Task input:
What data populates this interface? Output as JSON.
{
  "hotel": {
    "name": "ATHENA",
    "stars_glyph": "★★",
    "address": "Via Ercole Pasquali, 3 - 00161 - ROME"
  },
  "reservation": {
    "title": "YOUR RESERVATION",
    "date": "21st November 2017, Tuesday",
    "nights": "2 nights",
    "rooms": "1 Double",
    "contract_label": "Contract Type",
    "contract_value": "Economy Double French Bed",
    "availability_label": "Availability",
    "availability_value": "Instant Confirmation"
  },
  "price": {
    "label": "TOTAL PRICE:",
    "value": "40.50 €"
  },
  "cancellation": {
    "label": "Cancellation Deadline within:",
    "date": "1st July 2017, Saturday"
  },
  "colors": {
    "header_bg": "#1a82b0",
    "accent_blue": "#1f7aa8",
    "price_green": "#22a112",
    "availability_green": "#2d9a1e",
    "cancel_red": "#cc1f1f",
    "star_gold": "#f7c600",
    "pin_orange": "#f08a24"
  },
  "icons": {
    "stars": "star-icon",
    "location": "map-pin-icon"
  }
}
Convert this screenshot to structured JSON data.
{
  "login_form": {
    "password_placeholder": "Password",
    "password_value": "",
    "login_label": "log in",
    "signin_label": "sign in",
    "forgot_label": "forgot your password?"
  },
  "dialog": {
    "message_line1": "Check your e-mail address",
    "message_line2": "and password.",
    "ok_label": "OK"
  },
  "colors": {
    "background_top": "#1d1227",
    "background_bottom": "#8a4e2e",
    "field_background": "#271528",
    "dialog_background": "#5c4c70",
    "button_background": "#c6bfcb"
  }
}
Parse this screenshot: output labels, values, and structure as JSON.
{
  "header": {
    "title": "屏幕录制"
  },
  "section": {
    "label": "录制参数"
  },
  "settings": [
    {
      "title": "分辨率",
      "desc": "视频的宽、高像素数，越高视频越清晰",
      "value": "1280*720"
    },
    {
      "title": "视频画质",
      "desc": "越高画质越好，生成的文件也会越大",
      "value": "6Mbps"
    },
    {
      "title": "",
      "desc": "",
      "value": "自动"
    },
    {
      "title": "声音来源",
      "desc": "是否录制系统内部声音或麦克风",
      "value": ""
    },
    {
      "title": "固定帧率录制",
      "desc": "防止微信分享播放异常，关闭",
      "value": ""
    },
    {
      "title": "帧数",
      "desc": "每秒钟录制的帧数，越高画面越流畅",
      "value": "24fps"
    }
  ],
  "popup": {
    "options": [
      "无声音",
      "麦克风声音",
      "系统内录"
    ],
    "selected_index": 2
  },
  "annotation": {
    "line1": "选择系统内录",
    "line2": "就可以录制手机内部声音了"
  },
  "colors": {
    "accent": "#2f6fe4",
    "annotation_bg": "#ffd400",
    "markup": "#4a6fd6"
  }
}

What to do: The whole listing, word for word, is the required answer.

Solution to this problem:
What data populates this interface? Output as JSON.
{
  "hotel": {
    "name": "ATHENA",
    "stars_glyph": "★★",
    "address": "Via Ercole Pasquali, 3 - 00161 - ROME"
  },
  "reservation": {
    "title": "YOUR RESERVATION",
    "date": "21st November 2017, Tuesday",
    "nights": "2 nights",
    "rooms": "1 Double",
    "contract_label": "Contract Type",
    "contract_value": "Economy Double French Bed",
    "availability_label": "Availability",
    "availability_value": "Instant Confirmation"
  },
  "price": {
    "label": "TOTAL PRICE:",
    "value": "40.50 €"
  },
  "cancellation": {
    "label": "Cancellation Deadline within:",
    "date": "1st July 2017, Saturday"
  },
  "colors": {
    "header_bg": "#1a82b0",
    "accent_blue": "#1f7aa8",
    "price_green": "#22a112",
    "availability_green": "#2d9a1e",
    "cancel_red": "#cc1f1f",
    "star_gold": "#f7c600",
    "pin_orange": "#f08a24"
  },
  "icons": {
    "stars": "star-icon",
    "location": "map-pin-icon"
  }
}
Convert this screenshot to structured JSON data.
{
  "login_form": {
    "password_placeholder": "Password",
    "password_value": "",
    "login_label": "log in",
    "signin_label": "sign in",
    "forgot_label": "forgot your password?"
  },
  "dialog": {
    "message_line1": "Check your e-mail address",
    "message_line2": "and password.",
    "ok_label": "OK"
  },
  "colors": {
    "background_top": "#1d1227",
    "background_bottom": "#8a4e2e",
    "field_background": "#271528",
    "dialog_background": "#5c4c70",
    "button_background": "#c6bfcb"
  }
}
Parse this screenshot: output labels, values, and structure as JSON.
{
  "header": {
    "title": "屏幕录制"
  },
  "section": {
    "label": "录制参数"
  },
  "settings": [
    {
      "title": "分辨率",
      "desc": "视频的宽、高像素数，越高视频越清晰",
      "value": "1280*720"
    },
    {
      "title": "视频画质",
      "desc": "越高画质越好，生成的文件也会越大",
      "value": "6Mbps"
    },
    {
      "title": "",
      "desc": "",
      "value": "自动"
    },
    {
      "title": "声音来源",
      "desc": "是否录制系统内部声音或麦克风",
      "value": ""
    },
    {
      "title": "固定帧率录制",
      "desc": "防止微信分享播放异常，关闭",
      "value": ""
    },
    {
      "title": "帧数",
      "desc": "每秒钟录制的帧数，越高画面越流畅",
      "value": "24fps"
    }
  ],
  "popup": {
    "options": [
      "无声音",
      "麦克风声音",
      "系统内录"
    ],
    "selected_index": 2
  },
  "annotation": {
    "line1": "选择系统内录",
    "line2": "就可以录制手机内部声音了"
  },
  "colors": {
    "accent": "#2f6fe4",
    "annotation_bg": "#ffd400",
    "markup": "#4a6fd6"
  }
}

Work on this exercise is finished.